▶ _Items from an interface collection_

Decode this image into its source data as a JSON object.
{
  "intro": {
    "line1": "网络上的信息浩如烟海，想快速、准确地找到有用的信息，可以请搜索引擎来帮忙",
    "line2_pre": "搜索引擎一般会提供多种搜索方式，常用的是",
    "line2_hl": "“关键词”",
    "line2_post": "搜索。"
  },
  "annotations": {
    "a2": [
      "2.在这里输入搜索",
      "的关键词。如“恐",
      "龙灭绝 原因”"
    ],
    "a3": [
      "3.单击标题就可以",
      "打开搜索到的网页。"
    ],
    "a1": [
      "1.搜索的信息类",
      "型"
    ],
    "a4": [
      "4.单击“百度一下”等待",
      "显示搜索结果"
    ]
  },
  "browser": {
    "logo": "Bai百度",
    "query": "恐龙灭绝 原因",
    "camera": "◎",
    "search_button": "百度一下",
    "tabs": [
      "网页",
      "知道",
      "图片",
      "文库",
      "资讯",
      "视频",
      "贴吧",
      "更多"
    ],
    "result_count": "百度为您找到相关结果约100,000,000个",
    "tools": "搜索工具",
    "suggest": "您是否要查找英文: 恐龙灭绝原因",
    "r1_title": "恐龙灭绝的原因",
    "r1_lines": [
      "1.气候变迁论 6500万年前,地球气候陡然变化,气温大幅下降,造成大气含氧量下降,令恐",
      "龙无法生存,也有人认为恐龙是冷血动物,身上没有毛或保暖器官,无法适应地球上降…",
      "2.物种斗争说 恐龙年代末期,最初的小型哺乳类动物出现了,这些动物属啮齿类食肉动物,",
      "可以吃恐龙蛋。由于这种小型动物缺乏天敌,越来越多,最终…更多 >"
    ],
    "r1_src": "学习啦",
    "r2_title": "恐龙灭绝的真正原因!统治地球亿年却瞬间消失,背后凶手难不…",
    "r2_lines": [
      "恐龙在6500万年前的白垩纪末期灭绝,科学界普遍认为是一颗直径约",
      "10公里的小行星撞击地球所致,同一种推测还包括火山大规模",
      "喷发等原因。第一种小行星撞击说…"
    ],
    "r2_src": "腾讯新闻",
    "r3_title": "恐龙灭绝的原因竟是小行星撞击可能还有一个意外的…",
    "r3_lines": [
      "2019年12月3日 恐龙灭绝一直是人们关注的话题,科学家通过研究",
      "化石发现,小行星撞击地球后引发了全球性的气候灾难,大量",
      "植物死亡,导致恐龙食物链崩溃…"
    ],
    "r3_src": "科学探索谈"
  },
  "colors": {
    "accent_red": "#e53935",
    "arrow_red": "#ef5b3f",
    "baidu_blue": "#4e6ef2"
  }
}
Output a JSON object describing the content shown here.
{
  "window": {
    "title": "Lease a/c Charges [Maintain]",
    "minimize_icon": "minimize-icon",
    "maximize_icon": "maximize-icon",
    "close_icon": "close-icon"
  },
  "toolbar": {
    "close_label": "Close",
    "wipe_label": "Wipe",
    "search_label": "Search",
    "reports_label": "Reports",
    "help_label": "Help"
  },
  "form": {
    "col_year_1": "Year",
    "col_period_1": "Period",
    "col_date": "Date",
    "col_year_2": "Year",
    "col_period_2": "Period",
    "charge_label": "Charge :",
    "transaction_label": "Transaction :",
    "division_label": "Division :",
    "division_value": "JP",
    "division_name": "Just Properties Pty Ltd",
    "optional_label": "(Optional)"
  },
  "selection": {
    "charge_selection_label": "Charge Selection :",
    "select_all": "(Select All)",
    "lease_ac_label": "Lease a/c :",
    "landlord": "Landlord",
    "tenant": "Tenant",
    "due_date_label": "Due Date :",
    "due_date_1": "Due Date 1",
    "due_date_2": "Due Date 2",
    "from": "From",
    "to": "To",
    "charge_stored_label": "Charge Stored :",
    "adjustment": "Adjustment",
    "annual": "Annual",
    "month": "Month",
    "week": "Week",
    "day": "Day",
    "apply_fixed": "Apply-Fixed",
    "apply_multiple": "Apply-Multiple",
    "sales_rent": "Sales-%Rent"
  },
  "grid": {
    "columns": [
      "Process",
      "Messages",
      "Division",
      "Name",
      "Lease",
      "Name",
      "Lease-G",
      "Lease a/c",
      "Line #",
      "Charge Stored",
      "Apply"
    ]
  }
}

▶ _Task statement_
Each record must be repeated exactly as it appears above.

▶ _Task result_
Decode this image into its source data as a JSON object.
{
  "intro": {
    "line1": "网络上的信息浩如烟海，想快速、准确地找到有用的信息，可以请搜索引擎来帮忙",
    "line2_pre": "搜索引擎一般会提供多种搜索方式，常用的是",
    "line2_hl": "“关键词”",
    "line2_post": "搜索。"
  },
  "annotations": {
    "a2": [
      "2.在这里输入搜索",
      "的关键词。如“恐",
      "龙灭绝 原因”"
    ],
    "a3": [
      "3.单击标题就可以",
      "打开搜索到的网页。"
    ],
    "a1": [
      "1.搜索的信息类",
      "型"
    ],
    "a4": [
      "4.单击“百度一下”等待",
      "显示搜索结果"
    ]
  },
  "browser": {
    "logo": "Bai百度",
    "query": "恐龙灭绝 原因",
    "camera": "◎",
    "search_button": "百度一下",
    "tabs": [
      "网页",
      "知道",
      "图片",
      "文库",
      "资讯",
      "视频",
      "贴吧",
      "更多"
    ],
    "result_count": "百度为您找到相关结果约100,000,000个",
    "tools": "搜索工具",
    "suggest": "您是否要查找英文: 恐龙灭绝原因",
    "r1_title": "恐龙灭绝的原因",
    "r1_lines": [
      "1.气候变迁论 6500万年前,地球气候陡然变化,气温大幅下降,造成大气含氧量下降,令恐",
      "龙无法生存,也有人认为恐龙是冷血动物,身上没有毛或保暖器官,无法适应地球上降…",
      "2.物种斗争说 恐龙年代末期,最初的小型哺乳类动物出现了,这些动物属啮齿类食肉动物,",
      "可以吃恐龙蛋。由于这种小型动物缺乏天敌,越来越多,最终…更多 >"
    ],
    "r1_src": "学习啦",
    "r2_title": "恐龙灭绝的真正原因!统治地球亿年却瞬间消失,背后凶手难不…",
    "r2_lines": [
      "恐龙在6500万年前的白垩纪末期灭绝,科学界普遍认为是一颗直径约",
      "10公里的小行星撞击地球所致,同一种推测还包括火山大规模",
      "喷发等原因。第一种小行星撞击说…"
    ],
    "r2_src": "腾讯新闻",
    "r3_title": "恐龙灭绝的原因竟是小行星撞击可能还有一个意外的…",
    "r3_lines": [
      "2019年12月3日 恐龙灭绝一直是人们关注的话题,科学家通过研究",
      "化石发现,小行星撞击地球后引发了全球性的气候灾难,大量",
      "植物死亡,导致恐龙食物链崩溃…"
    ],
    "r3_src": "科学探索谈"
  },
  "colors": {
    "accent_red": "#e53935",
    "arrow_red": "#ef5b3f",
    "baidu_blue": "#4e6ef2"
  }
}
Output a JSON object describing the content shown here.
{
  "window": {
    "title": "Lease a/c Charges [Maintain]",
    "minimize_icon": "minimize-icon",
    "maximize_icon": "maximize-icon",
    "close_icon": "close-icon"
  },
  "toolbar": {
    "close_label": "Close",
    "wipe_label": "Wipe",
    "search_label": "Search",
    "reports_label": "Reports",
    "help_label": "Help"
  },
  "form": {
    "col_year_1": "Year",
    "col_period_1": "Period",
    "col_date": "Date",
    "col_year_2": "Year",
    "col_period_2": "Period",
    "charge_label": "Charge :",
    "transaction_label": "Transaction :",
    "division_label": "Division :",
    "division_value": "JP",
    "division_name": "Just Properties Pty Ltd",
    "optional_label": "(Optional)"
  },
  "selection": {
    "charge_selection_label": "Charge Selection :",
    "select_all": "(Select All)",
    "lease_ac_label": "Lease a/c :",
    "landlord": "Landlord",
    "tenant": "Tenant",
    "due_date_label": "Due Date :",
    "due_date_1": "Due Date 1",
    "due_date_2": "Due Date 2",
    "from": "From",
    "to": "To",
    "charge_stored_label": "Charge Stored :",
    "adjustment": "Adjustment",
    "annual": "Annual",
    "month": "Month",
    "week": "Week",
    "day": "Day",
    "apply_fixed": "Apply-Fixed",
    "apply_multiple": "Apply-Multiple",
    "sales_rent": "Sales-%Rent"
  },
  "grid": {
    "columns": [
      "Process",
      "Messages",
      "Division",
      "Name",
      "Lease",
      "Name",
      "Lease-G",
      "Lease a/c",
      "Line #",
      "Charge Stored",
      "Apply"
    ]
  }
}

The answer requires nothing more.